Last edited: Nov 7, 2009
5. Nov 7, 2009

### g_edgar

You should find Martin Gardner's discussion on this, from the "Mathematical Games" column. I don't know which of the collections this one is in, though.

Here is a variant of the same paradox, from that column, although the details may be different...

I draw a card, look at in, don't show it to you, and then I say:

"This card is the king of hearts, and you have no way of knowing what this card is."

What are you to make of that? If I told the truth when I said "This card is the king of hearts," then you DO have some way of knowing, so the second clause is false, and my statement (being an AND statement) is false. On the other hand, if I lied when I said "This card is the king of hearts," then of course the statement is also false. So: since the statement is false, you can get no information from it and you have no way of knowing what the card is.

Now, I turn over the card, and it is, indeed, the king of hearts. Was my statement then, in fact, true when I made it?

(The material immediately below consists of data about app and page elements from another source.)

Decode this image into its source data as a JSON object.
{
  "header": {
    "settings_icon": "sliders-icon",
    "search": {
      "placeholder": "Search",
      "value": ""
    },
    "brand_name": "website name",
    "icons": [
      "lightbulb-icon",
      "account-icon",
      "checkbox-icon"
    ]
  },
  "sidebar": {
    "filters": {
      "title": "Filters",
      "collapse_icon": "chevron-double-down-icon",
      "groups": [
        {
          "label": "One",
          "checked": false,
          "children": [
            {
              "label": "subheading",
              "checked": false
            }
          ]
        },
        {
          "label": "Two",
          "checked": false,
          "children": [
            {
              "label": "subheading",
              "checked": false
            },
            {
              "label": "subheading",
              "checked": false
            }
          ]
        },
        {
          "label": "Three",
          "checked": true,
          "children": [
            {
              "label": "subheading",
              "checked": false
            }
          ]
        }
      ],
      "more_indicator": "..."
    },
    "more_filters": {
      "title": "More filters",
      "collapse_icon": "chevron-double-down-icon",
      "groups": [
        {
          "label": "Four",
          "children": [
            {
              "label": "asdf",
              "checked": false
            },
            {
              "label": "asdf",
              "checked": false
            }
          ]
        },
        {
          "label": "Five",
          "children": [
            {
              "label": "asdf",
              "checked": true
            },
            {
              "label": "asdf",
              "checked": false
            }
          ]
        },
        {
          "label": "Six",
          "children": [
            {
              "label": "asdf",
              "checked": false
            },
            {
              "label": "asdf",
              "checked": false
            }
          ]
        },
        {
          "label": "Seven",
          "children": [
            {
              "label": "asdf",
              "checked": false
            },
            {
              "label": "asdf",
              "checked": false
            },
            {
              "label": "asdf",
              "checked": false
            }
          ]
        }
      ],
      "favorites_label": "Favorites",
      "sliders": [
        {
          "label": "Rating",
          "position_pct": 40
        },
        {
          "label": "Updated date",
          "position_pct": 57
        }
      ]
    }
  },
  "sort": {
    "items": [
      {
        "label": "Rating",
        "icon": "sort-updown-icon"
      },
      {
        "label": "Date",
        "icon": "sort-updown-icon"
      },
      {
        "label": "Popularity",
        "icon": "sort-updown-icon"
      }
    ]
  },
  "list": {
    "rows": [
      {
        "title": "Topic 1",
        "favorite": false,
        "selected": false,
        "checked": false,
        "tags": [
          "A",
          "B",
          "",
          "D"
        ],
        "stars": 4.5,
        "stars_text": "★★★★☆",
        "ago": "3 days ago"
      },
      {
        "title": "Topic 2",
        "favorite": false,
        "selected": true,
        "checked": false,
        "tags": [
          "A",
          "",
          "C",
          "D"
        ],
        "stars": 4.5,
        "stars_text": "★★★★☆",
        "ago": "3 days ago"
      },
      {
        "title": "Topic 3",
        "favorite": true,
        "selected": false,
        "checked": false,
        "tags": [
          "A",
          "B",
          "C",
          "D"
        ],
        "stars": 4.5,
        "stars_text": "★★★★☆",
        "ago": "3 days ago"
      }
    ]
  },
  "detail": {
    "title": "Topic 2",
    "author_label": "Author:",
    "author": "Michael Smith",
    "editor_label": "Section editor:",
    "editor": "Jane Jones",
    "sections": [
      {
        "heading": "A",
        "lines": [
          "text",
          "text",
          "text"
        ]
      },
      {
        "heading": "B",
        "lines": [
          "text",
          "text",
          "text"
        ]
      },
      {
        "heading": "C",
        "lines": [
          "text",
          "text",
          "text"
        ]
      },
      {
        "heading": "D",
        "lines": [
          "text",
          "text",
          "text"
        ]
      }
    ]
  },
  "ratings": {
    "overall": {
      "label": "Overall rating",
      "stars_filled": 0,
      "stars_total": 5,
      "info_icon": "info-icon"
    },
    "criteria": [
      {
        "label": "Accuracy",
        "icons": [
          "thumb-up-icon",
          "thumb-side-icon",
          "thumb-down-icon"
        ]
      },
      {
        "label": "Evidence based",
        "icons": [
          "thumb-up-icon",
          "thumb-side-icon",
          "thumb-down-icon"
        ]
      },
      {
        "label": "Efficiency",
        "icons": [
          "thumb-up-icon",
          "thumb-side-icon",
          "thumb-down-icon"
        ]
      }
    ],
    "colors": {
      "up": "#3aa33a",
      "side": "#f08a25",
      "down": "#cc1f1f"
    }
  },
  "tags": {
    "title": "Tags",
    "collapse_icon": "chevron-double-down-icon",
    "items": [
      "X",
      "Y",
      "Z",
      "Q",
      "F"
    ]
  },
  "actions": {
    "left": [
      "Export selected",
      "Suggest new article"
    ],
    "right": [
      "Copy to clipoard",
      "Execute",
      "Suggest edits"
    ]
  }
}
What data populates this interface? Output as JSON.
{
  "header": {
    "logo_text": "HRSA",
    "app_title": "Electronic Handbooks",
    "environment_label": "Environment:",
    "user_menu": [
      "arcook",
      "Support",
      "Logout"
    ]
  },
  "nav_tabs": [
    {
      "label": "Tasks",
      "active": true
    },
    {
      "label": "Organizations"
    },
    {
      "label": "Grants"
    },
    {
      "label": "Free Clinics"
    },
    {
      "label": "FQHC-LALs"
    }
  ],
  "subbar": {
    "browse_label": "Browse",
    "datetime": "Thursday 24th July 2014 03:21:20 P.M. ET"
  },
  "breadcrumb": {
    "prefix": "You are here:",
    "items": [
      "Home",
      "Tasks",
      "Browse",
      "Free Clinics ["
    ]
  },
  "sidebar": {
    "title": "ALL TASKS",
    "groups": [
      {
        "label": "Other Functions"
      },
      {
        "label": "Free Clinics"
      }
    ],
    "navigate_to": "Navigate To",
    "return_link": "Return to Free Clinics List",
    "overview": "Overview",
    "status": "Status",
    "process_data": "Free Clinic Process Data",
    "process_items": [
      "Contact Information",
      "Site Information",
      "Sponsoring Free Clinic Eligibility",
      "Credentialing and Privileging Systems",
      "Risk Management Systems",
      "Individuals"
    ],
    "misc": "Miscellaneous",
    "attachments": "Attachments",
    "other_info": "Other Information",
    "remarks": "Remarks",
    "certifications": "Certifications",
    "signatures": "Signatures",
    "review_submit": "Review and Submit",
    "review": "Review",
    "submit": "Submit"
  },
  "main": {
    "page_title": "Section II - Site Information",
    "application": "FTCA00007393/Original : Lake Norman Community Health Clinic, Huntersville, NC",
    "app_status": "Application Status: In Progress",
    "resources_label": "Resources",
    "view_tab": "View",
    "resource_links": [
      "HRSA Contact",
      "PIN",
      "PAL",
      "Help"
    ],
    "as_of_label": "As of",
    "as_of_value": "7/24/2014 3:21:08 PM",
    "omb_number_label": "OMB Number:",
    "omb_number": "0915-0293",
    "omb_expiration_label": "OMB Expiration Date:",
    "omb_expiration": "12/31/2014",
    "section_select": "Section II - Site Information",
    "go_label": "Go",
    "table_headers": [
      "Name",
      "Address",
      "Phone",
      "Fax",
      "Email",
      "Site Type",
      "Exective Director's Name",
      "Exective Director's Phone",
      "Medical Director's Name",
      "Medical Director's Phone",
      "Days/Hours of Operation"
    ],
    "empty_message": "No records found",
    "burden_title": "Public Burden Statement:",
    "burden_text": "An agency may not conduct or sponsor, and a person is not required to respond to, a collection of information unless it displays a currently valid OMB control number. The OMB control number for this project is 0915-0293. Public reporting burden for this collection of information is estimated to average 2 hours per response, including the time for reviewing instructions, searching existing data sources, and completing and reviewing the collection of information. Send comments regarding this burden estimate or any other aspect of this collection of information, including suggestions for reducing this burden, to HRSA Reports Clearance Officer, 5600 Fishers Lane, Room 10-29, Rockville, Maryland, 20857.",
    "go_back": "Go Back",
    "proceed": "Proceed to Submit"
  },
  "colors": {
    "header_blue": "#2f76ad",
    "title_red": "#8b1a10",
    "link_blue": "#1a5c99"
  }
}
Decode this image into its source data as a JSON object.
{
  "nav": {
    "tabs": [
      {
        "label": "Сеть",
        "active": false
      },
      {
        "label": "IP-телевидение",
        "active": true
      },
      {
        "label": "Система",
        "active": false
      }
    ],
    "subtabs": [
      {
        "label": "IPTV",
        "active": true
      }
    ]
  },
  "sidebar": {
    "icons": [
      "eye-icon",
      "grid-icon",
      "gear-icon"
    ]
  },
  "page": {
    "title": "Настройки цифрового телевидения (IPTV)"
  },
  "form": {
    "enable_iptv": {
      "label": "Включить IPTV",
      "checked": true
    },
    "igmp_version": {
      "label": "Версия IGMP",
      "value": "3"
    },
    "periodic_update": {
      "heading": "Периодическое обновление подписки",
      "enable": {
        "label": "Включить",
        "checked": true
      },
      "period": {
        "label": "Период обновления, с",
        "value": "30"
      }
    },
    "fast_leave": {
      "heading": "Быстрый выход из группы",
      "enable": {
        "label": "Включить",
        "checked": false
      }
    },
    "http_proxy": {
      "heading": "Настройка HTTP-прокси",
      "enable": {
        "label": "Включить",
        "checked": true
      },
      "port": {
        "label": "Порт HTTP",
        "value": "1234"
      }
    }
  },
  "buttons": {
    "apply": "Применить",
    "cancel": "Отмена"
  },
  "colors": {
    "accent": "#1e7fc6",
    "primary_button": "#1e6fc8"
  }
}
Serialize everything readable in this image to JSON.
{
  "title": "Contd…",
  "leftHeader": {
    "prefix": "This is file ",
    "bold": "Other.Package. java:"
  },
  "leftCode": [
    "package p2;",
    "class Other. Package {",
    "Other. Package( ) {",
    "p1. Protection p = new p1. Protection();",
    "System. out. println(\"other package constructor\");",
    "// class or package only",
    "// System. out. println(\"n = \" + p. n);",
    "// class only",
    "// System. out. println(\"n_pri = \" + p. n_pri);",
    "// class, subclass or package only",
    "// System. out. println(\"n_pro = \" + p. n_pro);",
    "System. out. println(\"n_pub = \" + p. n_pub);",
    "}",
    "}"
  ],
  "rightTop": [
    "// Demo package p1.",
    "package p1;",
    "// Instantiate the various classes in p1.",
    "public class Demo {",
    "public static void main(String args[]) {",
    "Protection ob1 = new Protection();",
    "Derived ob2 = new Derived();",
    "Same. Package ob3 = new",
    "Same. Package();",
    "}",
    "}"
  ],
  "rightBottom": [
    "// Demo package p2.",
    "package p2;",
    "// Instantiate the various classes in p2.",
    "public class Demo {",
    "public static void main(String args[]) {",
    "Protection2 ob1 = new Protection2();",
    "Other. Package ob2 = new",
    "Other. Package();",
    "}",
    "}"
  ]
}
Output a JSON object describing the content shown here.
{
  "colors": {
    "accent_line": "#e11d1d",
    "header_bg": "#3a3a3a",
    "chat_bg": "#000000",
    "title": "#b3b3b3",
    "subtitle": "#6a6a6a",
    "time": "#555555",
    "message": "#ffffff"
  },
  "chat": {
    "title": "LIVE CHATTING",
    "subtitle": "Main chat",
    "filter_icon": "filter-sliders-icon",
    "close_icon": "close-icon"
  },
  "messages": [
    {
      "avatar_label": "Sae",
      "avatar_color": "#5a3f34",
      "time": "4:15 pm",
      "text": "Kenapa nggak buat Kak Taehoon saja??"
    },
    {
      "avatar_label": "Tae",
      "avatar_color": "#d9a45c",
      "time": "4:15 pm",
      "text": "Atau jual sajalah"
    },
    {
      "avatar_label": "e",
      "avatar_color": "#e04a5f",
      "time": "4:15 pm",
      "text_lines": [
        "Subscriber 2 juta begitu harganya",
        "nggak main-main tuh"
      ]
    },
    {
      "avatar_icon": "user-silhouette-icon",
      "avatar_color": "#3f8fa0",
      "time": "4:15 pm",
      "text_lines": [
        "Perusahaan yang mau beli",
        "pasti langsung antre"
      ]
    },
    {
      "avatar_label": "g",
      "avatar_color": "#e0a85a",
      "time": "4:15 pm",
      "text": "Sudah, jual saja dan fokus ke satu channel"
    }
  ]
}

6. Nov 7, 2009

### disregardthat

That would be very interesting to read, do you know any source for these articles which I can browse?

Last edited: Nov 7, 2009
7. Nov 8, 2009

### bpet

This is a neat example of inconsistent axioms. The axioms (the teacher's statements accepted as fact) lead to a contradiction when we try to answer the question "What is the last day...". Although the question doesn't have an answer, the resulting contradiction forms the backbone of an elegant proof that the axioms are inconsistent.

There are lots of interesting paradoxes arising from inconsistent axioms (this has been a major driver of the development of mathematics). Some interesting related results you might come across are Russell's paradox, Godel's incompleteness theorems and Arrow's theorem of fair elections. Have fun!

Last edited: Nov 8, 2009
8. Nov 8, 2009

### Office_Shredder

Staff Emeritus
Godel's incompleteness theorem and Arrow's dictatorship theorem are not examples of paradoxes caused by inconsistent axioms.

9. Nov 8, 2009

### disregardthat

He said was that they were related to, not caused by.

10. Nov 8, 2009

### disregardthat

Hi, I am reading the book called Gödel, Escher, Bach; have you read it? It touches many aspects of logic, especially self-reference and the causes of paradoxes.

11. Nov 8, 2009

### bpet

No - I did an undergrad course on the Godel bit a while back, and have been meaning to read it ever since. Sounds very interesting!

How is Bach linked to Godel though?

12. Nov 8, 2009

### disregardthat

He compares logical systems to music, especially classical music which has certain "rules" one tend to follow. Also, there can be drawn the analogy between self-reference in logic and in classical music. Hofstadter explains it well in his book.

13. Nov 8, 2009

### mdnazmulh

Hi Jarle, I thought I would also write something after reading ur thread. Today was a significant day in my life. First time I have been reading about mathematical logic since today morning and surprises after surprises were waiting for me. Before today I thought that math is always perfect ( just a loose term). But after knowing about Hilbert's program and Godel's incompleteness theorem I was stunned. I've never studied logic in my life before and being an engineering student and to engineers these pure math stuffs are not taught usually. Just from personal interest I started self-study of mathematical logic and I had to struggle to grasp the concept of consistency, completeness and other formal terminologies. But the subject is really interesting.

14. Nov 8, 2009

### disregardthat

I had a similar experience when I first read about the incompleteness theorem and related discoveries. You should read "Gödel, Escher, Bach" if you are interesting in this.